Actor Alex Kingston currently divides her time between Los Angeles, where her daughter lives, and England. “Because my life is so unstable,finding out about our roots makes me feel as though I’m keeping us held together,” she says. Alex is particularly interested in learning about her father’s family, research that will reveal the life of a truly remarkable woman through the 19th century.
First, though, she heads off to visit her parents, where she sees a picture of her great grandfather, William Keevil. As a sapper with the Royal Engineers, William served in the First World War, but in peacetime he was a photographer.
Another family visit, to Alex’s uncle Bernard, reveals more, including the original 1917 notice of William having been killed in action. After this, Mitty took in lodgers to make ends meet. William was the son of a lawyers’ clerk. The 1891 census records reveal him as a lantern slide maker. According to Michael Pritchard, Victorian and Edwardian photograph historian, William prepared slides, often of local scenes, for static-image shows that were popular in a pre-cinema era. By 1912, William had become a photographer in his own right. So did he use these skills in the First World War?
Contemporary accounts reveal he worked in sound-ranging, where the Royal Engineers used microphones to record soundwaves on film – a little like a heart monitor readout – and thus locate German guns. William’s photography skills would have been valuable. The work involved laying lines across no-man’s land, lines that could easily be damaged. When this happened, teams were sent to make repairs, which is what William was doing when he died at the Battle of Passchendaele.
Next, Alex investigates family rumours of Jewish roots. A name in her family tree, Braham (derived from Abraham), and 19th century documents prove these stories to be accurate. What’s far less expected is the colourful life of Alex’s widowed 4x great-grandmother, Elizabeth Braham. The 1851 census reveals her to be a lodging house keeper in Westminster.
However, as the historian Catharine Arnold reveals to Alex, this certainly wasn’t a respectable house, it was a place where prostitutes brought clients. “This morning I found my inner Jew and this afternoon I found my inner whore… I was not expecting that!” says Alex.

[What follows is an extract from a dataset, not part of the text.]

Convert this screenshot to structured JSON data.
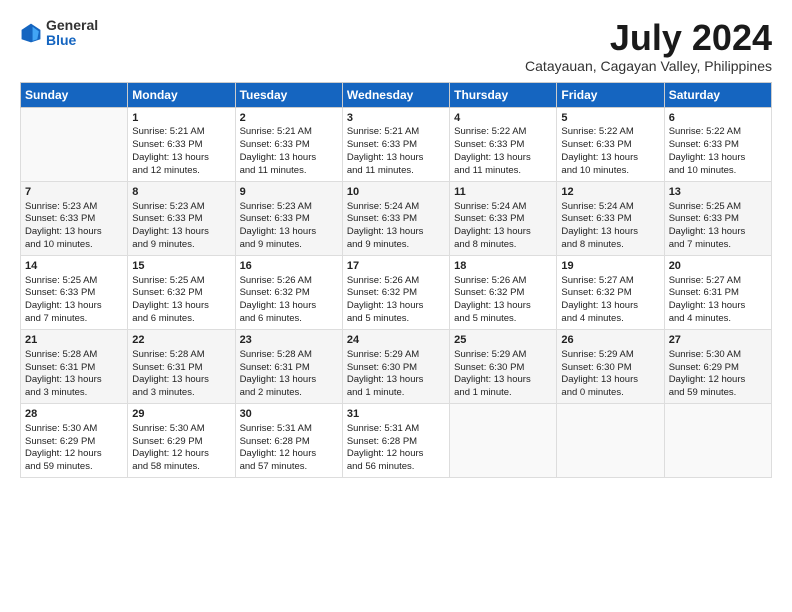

Coroners’ records reveal how one of the women who used Elizabeth’s rooms, ‘Polka Poll’, brought in a man who committed suicide. Other documents show Elizabeth was charged with keeping a disorderly houseas early as 1827. This may seem like a tale heading towards a bad end, but Elizabeth was actually a successful businesswoman. When she died, she left an estate of around £1,500, mostly in property, a considerable sum at this time. Moreover, she put the bulk of the estate in trust for her granddaughter, a way to protect it from falling under the control of any husband.
Widow Elizabeth didn’t just survive, she prospered. Alex is delighted, proud to have met a woman who was an “extraordinary force of nature”.